Required action
Copy each line of the entries beneath that contains the word "this".

Data to examine
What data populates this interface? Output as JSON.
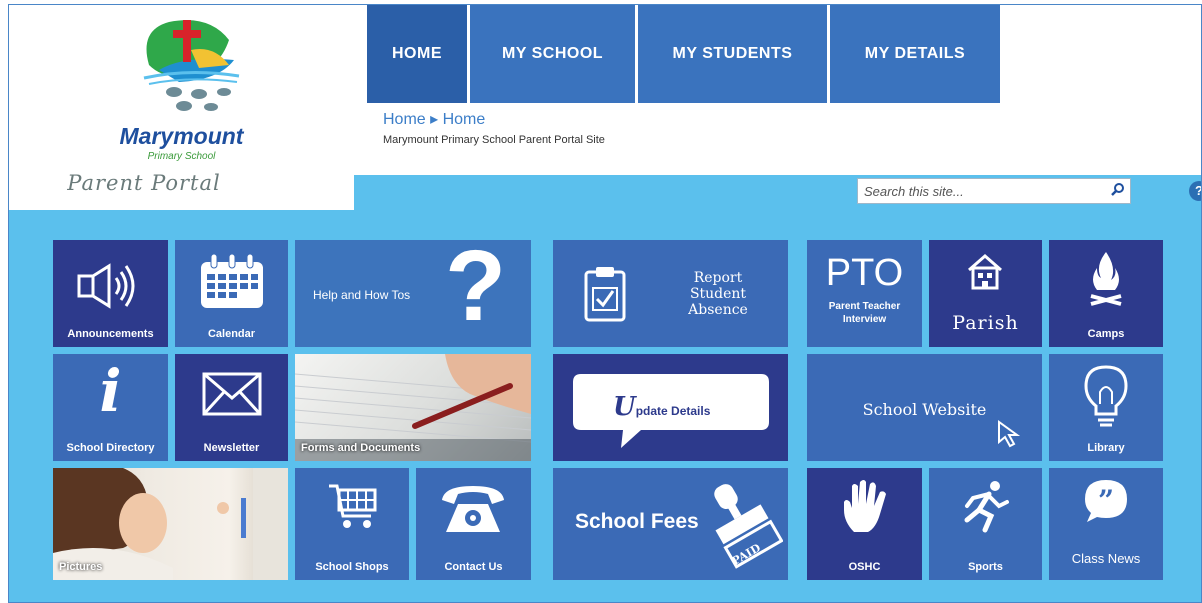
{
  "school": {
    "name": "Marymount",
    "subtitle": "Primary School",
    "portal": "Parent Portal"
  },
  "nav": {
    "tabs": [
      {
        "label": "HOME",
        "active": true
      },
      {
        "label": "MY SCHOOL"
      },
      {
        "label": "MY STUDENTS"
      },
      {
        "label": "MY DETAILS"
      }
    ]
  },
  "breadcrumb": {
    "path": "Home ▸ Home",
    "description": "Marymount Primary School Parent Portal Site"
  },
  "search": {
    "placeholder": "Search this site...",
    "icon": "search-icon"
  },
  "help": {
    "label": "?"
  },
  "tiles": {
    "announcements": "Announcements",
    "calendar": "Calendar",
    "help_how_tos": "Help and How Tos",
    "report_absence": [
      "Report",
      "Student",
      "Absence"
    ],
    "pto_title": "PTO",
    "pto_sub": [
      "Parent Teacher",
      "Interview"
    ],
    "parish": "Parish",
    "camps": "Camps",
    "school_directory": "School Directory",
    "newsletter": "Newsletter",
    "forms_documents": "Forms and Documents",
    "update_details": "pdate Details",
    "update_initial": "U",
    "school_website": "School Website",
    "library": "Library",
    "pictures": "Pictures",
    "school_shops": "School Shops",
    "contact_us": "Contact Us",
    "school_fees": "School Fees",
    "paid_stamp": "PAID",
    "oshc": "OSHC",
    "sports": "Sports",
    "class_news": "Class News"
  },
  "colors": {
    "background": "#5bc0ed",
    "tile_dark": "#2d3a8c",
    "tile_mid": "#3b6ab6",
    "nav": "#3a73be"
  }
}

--

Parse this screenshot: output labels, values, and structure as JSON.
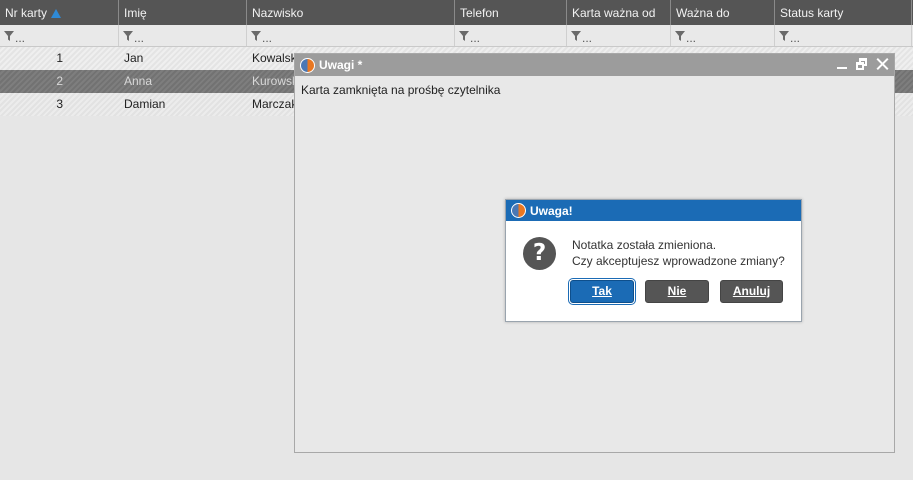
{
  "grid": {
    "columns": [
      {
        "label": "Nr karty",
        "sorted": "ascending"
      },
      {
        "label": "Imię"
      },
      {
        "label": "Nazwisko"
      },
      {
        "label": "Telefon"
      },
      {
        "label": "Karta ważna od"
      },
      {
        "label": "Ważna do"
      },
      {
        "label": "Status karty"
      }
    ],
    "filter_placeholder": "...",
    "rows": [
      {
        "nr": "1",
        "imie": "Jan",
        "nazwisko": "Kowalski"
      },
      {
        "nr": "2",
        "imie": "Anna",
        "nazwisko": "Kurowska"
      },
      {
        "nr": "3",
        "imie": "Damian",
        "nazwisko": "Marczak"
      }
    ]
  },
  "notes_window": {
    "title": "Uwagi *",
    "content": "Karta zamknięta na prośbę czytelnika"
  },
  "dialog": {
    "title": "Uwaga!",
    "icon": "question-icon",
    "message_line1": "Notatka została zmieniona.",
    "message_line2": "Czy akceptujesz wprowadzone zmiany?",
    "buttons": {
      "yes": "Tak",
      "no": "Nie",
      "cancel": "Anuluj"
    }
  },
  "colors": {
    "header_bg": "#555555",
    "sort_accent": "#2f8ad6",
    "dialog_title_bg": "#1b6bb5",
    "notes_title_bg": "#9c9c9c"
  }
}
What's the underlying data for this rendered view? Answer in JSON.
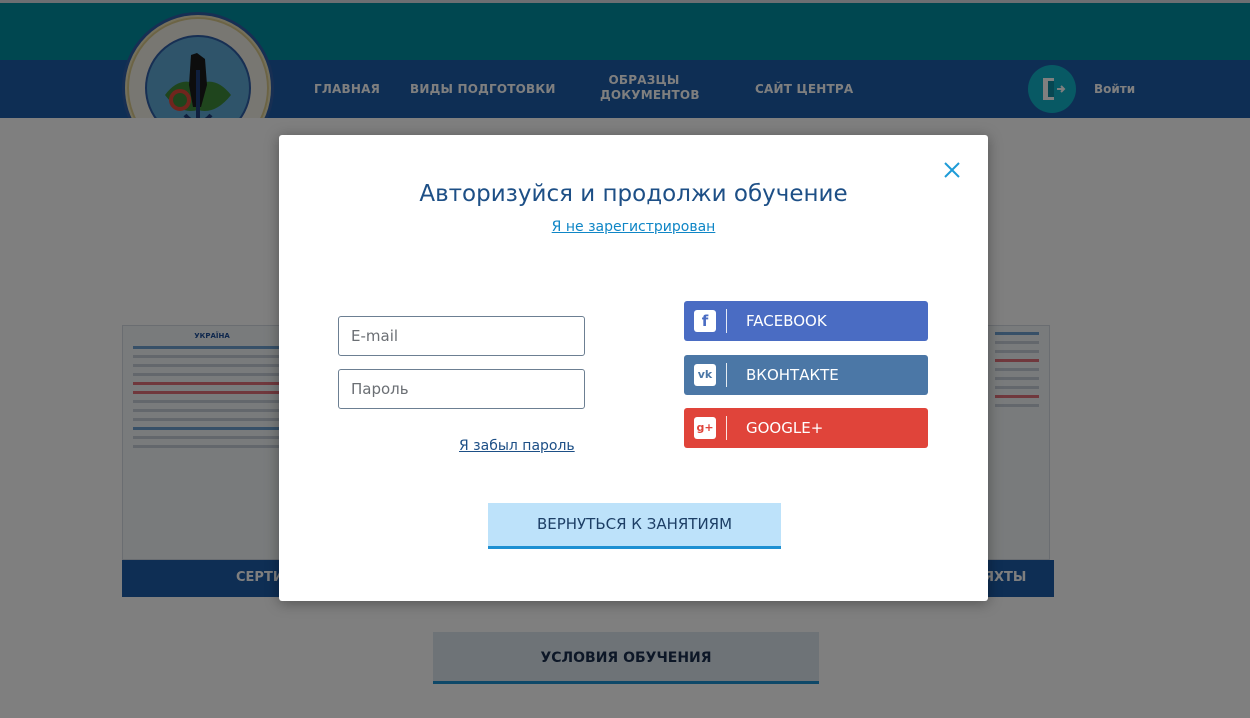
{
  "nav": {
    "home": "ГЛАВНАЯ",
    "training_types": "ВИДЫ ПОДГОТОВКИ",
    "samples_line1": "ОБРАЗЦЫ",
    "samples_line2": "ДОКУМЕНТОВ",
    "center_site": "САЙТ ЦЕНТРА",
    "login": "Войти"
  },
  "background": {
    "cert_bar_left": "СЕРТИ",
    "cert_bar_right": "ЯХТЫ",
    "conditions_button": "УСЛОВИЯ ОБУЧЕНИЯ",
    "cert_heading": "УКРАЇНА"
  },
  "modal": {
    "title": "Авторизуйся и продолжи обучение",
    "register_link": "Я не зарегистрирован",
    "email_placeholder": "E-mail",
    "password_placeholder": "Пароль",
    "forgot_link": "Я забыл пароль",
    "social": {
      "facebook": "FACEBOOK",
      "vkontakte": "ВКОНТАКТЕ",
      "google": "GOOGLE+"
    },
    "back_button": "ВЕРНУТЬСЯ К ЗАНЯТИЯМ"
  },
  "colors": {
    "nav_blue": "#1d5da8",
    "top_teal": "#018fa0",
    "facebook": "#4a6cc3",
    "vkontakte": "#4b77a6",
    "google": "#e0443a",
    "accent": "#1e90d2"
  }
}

Answer below
What data populates this interface? Output as JSON.
    "placeholder": "Search this site...",
Parse this screenshot: output labels, values, and structure as JSON.
What's the underlying data for this rendered view? Answer in JSON.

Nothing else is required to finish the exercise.